Friday, May 2, 2014

Writing the Book on MH 370, the First "Virtual Crash"

When families of the passengers on Malaysia 370 were notified via text message that those aboard the missing jetliner were likely dead, attention focused on the ham handed-ness of such a notification. "Deep sadness and regret" delivered via cell phone just seems wrong. 

There is another significance to this first-ever, intentional digital notification in an air disaster, as pointed out to me last night by the thoughtful and experienced French air accident investigator Olivier Ferrante.

So far, it is a crash with no airplane, no bodies, no crash site, no physical evidence, he told me. "It is a virtual crash until a piece of wreckage is found."

It could be the title for my new book, which ta da!  Penguin Books has just announced it will publish in the near future.

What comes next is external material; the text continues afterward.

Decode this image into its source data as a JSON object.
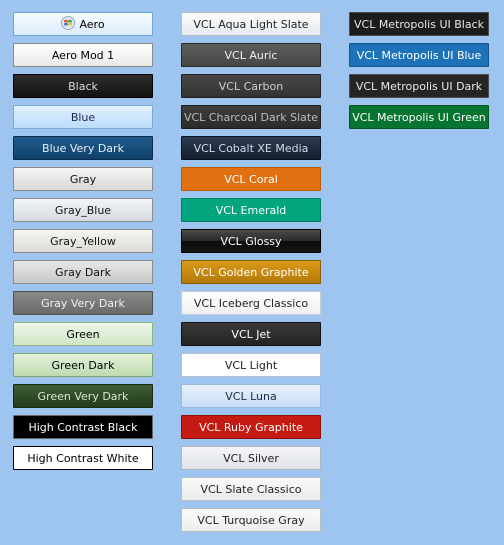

I'm not going to steal Ferrante's turn of phrase, just discuss it for a moment. 

NTSB's Swaim examines TWA 800 wiring
With the loss of Malaysia 370, the century-old tradition of examining air accidents by kicking tin, has been eclipsed with something that is not necessarily hands-on.

I remember a photo used in my book on TWA Flight 800, Deadly Departure,  of the NTSB's Bob Swaim examining airplane wiring inch by inch using a magnifying glass. That was 18 years ago. He had a plane to examine.

The Malaysians and their multinational advisors don't even have that. The magnifying glass is this case is the calculator as every scrap of information is considered for how it might be pushed and prodded to reveal something larger than itself. 

Surely this is how Inmarsat pings with one simple dumb function; querying the plane to know if it was still powered, turned out to be the hugely beneficial clue as to where the plane might be.

New Scientist magazine reported yesterday that apps, cameras, accelerometers, and of course text messages on the digital devices of MH 370 passengers could hold clues to what happened as they have done in previous events like the Reno Air Race crash in 2011 and about which I reported for The New York Times after an amazing presentation on this subject by Adam Cybanski of the Canadian National Defense Forces. 

Photo courtesy Royal Australian Air Force 
It won't be simple and it makes the enormous presumption that a) the airplane will be found and b) that any of it can be recovered before even getting to c) that these digital devices prove to be useful.

Another new investigative tool, approached with some degree of ambivalence is crowd sourcing.  Throughout the nearly two months of coverage of the accident, technical publications and sites for aviation professionals have taken interested readers on deep dives into obscure subjects. Reading these posts and the comments that follow can provide fresh-eyes insight into technical subjects. 

And while professional investigators are somewhat apprehensive about the amount crackpot postings they may have to wade through, one recently told me, "You never know who is going to give you valuable information," she said. You are one conversation from finding out something truly illuminating.  

In the past, expediency would allow the professionals to bypass the potential jewels of information hidden in a pile of unhelpful suggestions from armchair investigators. In the past, hands on the metal was often enough.  In MH 370 there is nothing, which means that everything might be valuable -even the virtual. 

So you can call Malaysia 370 the virtual crash. You can call it a complex mathematical challenge. Whatever you call it, one thing is for sure. It is the investigation of the future and the future is now. 

The Crash Detectives will be published by Penguin Books in 2016.


Jayhawk said...

I think "virtual crash" may not capture the issue. It suggests the victims were "virtual" humans, which, of course, dehumanizes them and the plight of their families. Alas, the loss of this flight is not a video game--notwithstanding the only evidence of the last hours consists of a few electronic blips.

Frank Van Haste said...

The only phrase I can think of, Christine, that "nails" the situation is the old German "spurlos versenkt" (literally, "sunk with no trace"). Not recommending you use it, as it has connotations regarding unrestricted submarine warfare that don't sit easily here -- but the feeling of mystery fits.


(Incidentally, am I safe in assuming that you're all set with NTSB contacts in this?)

Anonymous said...

There were plenty of clues that Malaysians missed until much later.

Anonymous said...

Malaysia will continue to search to the last foreigner's funds!

But wait until they need ringgit.

Anonymous said...


Anonymous said...

Is there an estimated publication date of your book? Given your reputation I very much want to read it.
As an Australian--where the search is based--I am still intrigued by the report of an oil platform worker of a flaming plane in the waters around Thailand. I believe there were military exercises going on there and the American navy has mistakenly shot down an Iranian civil air flight some years back

Anonymous said...

Another load of Rubbish from a Talking Head, that won't tell us anything we don't already know, that will come to no conclusion, because we don't know, and a lot of losers will buy it.